Warning: Sequence similarity search for the representative protein 0_1gm9_B has returned only itself

you should download the archive with sequence similarity search results, enter the corresponding folder (i.e, BLAST_0_1gm9_B for this example), and check the log (seqsearch_0_1gm9_B.stdout.log) for output like this:

Info: Sequence P06875 has length 846 and will be dismissed (151.9 % of the reference sequence length)
Info: Sequence P07941 has length 844 and will be dismissed (151.5 % of the reference sequence length)
Info: Sequence P15558 has length 774 and will be dismissed (139.0 % of the reference sequence length)

This warning happens because the P06875, P07941, and P15558 are sequences of the precursor protein, which includes chain A, the linker, and chain B, while the PDB file 1GM9:B corresponds to the chain B only. In order to include sequences of proteins P06875, P07941, and P15558 in the alignment set the Sequence length filter threshold to 60% (i.e., to allow variations in length in a range 40%-160% of the length of reference protein sequence), or you may effectively switch the filter off by setting it to 9999%.
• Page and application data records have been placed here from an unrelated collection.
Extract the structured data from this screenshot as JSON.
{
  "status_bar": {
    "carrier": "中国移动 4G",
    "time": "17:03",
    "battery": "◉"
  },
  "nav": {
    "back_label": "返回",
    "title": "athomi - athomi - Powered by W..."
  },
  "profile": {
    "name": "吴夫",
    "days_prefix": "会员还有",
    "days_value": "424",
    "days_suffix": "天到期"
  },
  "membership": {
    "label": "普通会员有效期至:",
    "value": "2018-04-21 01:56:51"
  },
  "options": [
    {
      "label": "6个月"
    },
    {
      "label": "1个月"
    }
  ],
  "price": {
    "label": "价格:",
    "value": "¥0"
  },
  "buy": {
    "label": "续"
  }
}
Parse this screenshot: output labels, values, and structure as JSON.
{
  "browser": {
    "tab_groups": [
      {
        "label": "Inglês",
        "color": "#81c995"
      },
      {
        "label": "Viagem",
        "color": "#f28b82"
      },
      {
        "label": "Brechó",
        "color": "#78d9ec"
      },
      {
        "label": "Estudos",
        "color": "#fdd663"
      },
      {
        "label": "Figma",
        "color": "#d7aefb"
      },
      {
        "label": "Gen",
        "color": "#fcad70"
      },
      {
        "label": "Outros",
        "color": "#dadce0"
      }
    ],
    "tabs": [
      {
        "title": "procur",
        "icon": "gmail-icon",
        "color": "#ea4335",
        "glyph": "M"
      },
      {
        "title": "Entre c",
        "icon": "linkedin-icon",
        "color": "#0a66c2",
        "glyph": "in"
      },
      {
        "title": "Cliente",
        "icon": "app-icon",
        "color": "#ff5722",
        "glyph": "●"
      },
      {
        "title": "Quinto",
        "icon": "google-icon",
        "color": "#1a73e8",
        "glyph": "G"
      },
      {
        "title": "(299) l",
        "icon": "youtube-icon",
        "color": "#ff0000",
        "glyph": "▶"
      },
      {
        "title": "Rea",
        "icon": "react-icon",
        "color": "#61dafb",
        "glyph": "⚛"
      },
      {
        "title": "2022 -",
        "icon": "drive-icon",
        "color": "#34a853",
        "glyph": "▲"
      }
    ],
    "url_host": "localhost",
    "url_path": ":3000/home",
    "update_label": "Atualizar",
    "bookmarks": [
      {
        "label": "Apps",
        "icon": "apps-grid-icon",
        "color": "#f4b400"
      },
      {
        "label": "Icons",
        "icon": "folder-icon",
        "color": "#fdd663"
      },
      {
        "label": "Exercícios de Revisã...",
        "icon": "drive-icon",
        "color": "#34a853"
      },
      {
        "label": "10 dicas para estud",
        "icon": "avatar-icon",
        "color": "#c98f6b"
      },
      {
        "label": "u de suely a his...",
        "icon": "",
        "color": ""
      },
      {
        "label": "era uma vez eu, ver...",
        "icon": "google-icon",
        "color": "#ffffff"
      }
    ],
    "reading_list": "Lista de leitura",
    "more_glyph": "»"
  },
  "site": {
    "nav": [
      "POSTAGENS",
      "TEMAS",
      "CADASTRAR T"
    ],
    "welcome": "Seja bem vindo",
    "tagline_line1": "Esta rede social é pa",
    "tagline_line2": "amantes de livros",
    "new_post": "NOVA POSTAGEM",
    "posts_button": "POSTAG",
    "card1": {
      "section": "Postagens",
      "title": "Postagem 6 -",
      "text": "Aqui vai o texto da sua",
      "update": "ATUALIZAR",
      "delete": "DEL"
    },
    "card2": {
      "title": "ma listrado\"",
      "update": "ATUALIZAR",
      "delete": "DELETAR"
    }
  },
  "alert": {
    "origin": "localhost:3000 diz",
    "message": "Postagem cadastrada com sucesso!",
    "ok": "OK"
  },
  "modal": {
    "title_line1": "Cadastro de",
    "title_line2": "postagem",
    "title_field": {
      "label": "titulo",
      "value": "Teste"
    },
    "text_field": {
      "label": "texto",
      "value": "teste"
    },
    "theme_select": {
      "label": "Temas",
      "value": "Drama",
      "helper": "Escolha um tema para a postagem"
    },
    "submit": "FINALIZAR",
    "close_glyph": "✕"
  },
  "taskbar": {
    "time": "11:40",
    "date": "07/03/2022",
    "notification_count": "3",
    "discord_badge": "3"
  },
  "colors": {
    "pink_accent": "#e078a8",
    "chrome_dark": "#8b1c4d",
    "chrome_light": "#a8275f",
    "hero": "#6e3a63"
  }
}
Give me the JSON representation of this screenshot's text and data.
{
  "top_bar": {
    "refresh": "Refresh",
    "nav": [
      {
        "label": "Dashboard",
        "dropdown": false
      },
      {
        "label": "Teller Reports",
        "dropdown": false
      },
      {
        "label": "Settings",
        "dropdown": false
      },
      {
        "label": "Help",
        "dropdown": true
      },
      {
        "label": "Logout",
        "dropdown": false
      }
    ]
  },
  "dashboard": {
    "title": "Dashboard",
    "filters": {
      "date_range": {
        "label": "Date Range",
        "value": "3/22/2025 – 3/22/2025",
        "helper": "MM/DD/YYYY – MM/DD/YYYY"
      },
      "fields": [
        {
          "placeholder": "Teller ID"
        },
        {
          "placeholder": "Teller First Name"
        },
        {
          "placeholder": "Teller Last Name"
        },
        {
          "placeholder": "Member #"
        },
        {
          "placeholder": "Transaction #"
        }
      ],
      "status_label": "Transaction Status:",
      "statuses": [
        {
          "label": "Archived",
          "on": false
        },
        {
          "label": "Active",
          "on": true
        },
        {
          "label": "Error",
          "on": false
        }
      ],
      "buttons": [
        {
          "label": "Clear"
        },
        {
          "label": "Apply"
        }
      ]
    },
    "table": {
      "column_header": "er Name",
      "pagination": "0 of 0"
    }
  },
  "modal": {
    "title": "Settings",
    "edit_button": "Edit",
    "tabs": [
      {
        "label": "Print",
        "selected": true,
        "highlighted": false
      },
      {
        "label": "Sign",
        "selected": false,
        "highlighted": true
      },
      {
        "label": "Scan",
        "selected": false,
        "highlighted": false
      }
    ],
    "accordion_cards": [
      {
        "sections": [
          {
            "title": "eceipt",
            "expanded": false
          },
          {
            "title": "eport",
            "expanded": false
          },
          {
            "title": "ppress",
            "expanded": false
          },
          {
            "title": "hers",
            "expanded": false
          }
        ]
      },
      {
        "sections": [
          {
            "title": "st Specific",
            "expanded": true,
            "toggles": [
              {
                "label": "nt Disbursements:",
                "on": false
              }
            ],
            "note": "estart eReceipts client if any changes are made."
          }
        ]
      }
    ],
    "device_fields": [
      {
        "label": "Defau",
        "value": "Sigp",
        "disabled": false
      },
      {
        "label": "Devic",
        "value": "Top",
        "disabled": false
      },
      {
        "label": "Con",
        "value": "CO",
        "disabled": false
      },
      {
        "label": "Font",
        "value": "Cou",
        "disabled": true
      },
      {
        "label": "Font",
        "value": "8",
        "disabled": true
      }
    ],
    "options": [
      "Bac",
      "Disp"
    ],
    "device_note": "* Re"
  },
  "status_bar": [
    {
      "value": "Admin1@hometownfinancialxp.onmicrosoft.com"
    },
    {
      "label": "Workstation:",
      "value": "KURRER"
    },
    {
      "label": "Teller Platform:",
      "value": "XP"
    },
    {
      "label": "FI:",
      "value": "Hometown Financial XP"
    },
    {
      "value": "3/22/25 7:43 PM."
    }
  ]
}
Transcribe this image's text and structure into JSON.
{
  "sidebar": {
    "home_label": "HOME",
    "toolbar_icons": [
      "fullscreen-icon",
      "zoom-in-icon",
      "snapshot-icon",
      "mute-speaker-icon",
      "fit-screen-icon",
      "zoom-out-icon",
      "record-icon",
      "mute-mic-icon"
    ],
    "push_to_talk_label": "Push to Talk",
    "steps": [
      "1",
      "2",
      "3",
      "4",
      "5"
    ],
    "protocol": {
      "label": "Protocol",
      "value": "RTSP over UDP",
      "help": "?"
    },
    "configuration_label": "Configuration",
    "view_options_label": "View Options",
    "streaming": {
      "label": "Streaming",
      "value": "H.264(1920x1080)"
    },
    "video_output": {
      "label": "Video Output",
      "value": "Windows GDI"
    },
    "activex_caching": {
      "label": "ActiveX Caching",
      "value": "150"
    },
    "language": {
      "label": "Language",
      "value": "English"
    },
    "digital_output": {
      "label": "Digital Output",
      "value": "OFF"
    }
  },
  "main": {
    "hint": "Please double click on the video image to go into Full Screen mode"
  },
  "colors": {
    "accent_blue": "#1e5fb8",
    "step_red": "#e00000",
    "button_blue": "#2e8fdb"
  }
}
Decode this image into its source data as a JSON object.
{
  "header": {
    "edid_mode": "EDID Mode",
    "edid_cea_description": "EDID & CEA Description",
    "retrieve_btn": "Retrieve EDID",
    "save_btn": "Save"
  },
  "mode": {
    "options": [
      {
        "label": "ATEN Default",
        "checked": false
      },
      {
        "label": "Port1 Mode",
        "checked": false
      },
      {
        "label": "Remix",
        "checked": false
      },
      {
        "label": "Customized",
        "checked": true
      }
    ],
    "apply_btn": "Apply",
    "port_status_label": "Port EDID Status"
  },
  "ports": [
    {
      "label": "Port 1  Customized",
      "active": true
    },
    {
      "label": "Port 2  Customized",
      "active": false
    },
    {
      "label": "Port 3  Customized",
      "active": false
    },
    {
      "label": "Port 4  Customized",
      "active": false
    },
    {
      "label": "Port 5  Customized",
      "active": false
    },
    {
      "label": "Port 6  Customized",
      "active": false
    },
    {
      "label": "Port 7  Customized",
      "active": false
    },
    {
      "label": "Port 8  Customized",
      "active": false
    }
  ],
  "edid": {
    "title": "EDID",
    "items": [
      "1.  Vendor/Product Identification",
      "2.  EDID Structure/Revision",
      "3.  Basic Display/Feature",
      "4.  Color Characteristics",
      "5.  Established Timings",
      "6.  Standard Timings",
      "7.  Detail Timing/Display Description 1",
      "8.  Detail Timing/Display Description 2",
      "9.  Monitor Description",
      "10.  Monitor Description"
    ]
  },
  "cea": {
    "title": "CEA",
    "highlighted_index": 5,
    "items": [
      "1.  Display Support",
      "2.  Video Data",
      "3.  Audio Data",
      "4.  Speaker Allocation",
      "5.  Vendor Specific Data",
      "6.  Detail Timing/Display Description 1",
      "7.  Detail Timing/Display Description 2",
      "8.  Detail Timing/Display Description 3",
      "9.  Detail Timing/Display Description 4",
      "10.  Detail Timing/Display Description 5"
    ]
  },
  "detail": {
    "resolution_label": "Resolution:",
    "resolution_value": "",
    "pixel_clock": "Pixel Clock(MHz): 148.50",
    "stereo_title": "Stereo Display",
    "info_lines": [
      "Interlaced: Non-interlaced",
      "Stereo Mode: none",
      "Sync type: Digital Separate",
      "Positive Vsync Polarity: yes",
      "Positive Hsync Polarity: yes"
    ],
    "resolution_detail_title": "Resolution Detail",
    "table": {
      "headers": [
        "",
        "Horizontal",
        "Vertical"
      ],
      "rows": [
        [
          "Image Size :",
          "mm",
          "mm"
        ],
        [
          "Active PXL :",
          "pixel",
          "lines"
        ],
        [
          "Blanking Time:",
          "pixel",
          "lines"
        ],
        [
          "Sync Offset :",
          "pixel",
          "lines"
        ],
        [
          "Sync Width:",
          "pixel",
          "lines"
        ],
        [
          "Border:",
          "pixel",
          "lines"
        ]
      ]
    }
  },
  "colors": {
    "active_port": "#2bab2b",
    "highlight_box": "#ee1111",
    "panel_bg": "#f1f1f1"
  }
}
"Use MAPU to build large alignments" parameter. Setting this parameter to "Yes" will enable trimming of the alignment by the sequences of representative proteins, i.e., the alignment columns which contain a gap in all representative proteins will be removed. The output final alignment will contain the complete sequences of the representative proteins aligned with each other and subsequences of their homologues. The trimming will not lead to loss of information because the analysis of the final alignment by the sister web-servers of Mustguseal is focused only on the columns which contain amino acid residues of the representative proteins, and this information will be identical in the original and trimmed versions of the alignment. The purpose of trimming is to decrease the size of the final alignment file which can be crucial when dealing with large sets of diverse sequences and structures. E.g., the untrimmed version of the final alignment may occupy several hundred megabytes of the disk space due to a high content of gaps, and trimming can decrease the size by ~98% percent to just a few megabytes, which is very convenient for further analysis.

We have developed the Mustguseal Alignment Postprocess Utility (MAPU) to perform the trimming and thus to reduce the disc space and RAM required to store and process a multiple alignment of a diverse set of evolutionary distantly related homologues by preserving the most informative columns and removing the least informative once. The MAPU modifies the alignment by removing columns which contain a gap in all representative proteins, thus making it more compact, portable, and convenient for further visual and automatic analysis. The output final alignment will contain the complete sequences of the representative proteins aligned with each other and subsequences of their homologues. Such a trimmed version of the alignment, while retaining the most content-rich columns, is usually much smaller in size and thus requires a significantly less computational effort at further processing. The use of MAPU at alignment construction significantly decreases the computation requirements, and thus provides an opportunity to construct a very large multiple alignment. When MAPU is enabled the following limits are raised:

  • Maximum number of sequences to collect in each subsearch is raised to 5000 proteins in Modes 1 and 2;
  • The maximum size of the final alignment in Mode 3 is raised to 50 000 proteins.


Please note, that current web-based implementations of sister web-servers of Mustguseal have the following limitation on the size of the input multiple alignment: Zebra - at most 15000 proteins, pocketZebra - at most 15000 proteins, visualCMAT - at most 50000 proteins, and Yosshi - at most 50000 proteins.